Global Warming. Ice Melting. Oil Resources uncertain. Yes, we do live in such times where concerns over environment are growing not every year but everyday.
Transportation is regarded as one of THE major polluters in the world and I think most of us would agree with the fact. However, we are so much dependent upon non-renewable sources that we cannot imagine life without them.
Transport will have to be greener, cleaner and environment friendly. No or minimal use of fossil fuels.
A student in the UK has come up with such a plan for a Super-Green Superyacht. It may seem far fetched and a concept. But as it is very famously said - "A journey of a million miles begins with a single step." We have to start somewhere then why not with this. Newer and commercially viable ideas will come up but we must start somewhere!
Good luck to all of us and Good luck to mother nature!
A 23-year-old British student has designed a "super-green superyacht" built using only sustainable materials, which produces virtually no carbon emissions.
- A 23-year-old British student has designed a super-green superyacht
- Runs on either solar power from 600 m2 of panels or wind energy from giant "wings"
- Produces virtually no emissions and is made entirely from sustainable materials
- Designer now in talks with potential owners to have "Soliloqui" built
"Soliloquy's" unique eco-luxury design allows the boat to run on two different sources of sustainable energy by incorporating 600sq/m of solar panels on the exterior of the boat and giant rigid "wings" that function like sails.
Although the 58-meter boat has yet to be built, it would be able to run either on wind energy via the wings, solar power supplied by the panels or a combination of the two.
An equivalent-sized superyacht burns anything between 250 and 600 liters of marine diesel per hour, depending on speed and fuel efficiency, and emit three times that in CO2 emissions.

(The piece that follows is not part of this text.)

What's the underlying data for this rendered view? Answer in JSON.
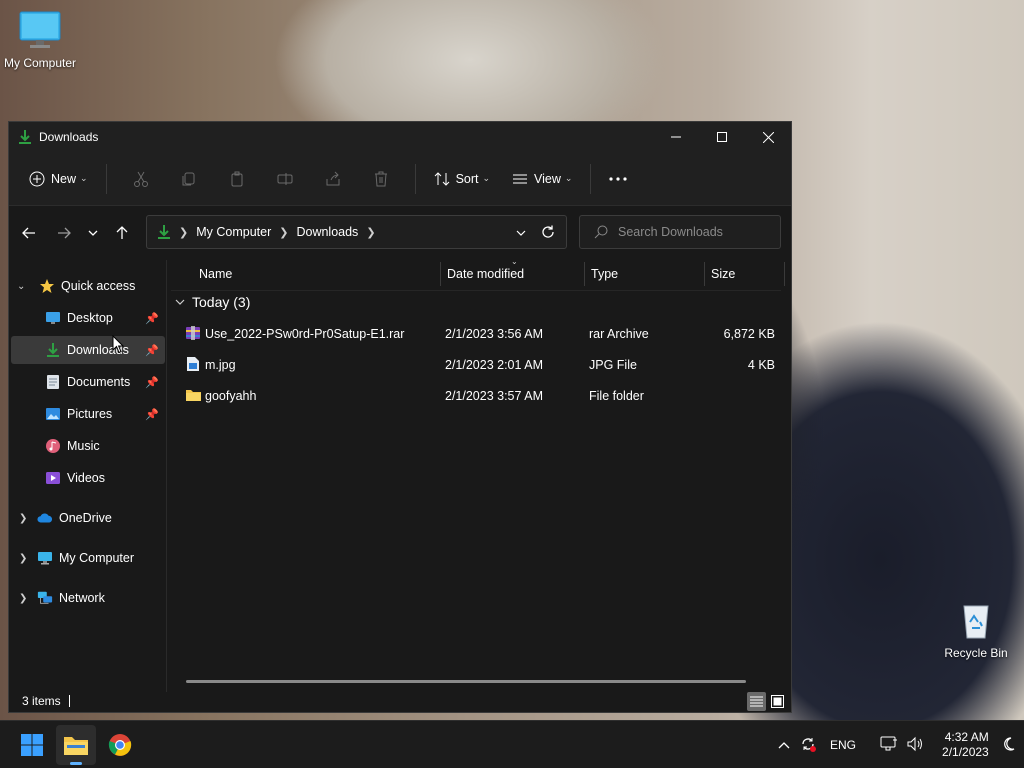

Some of the biggest SUVs on the road burn around 20 liters fuel per hour.
Both the panels and wings on the "ever-evolving" vessel can fold up or completely stretch out depending on which energy source is in use, changing the yacht's shape.
"I wanted to prove that eco-luxury no longer has to be an oxymoron and doesn't have to make a yacht more expensive," designer Alastair Callender, a life-long sailing fanatic, told CNN.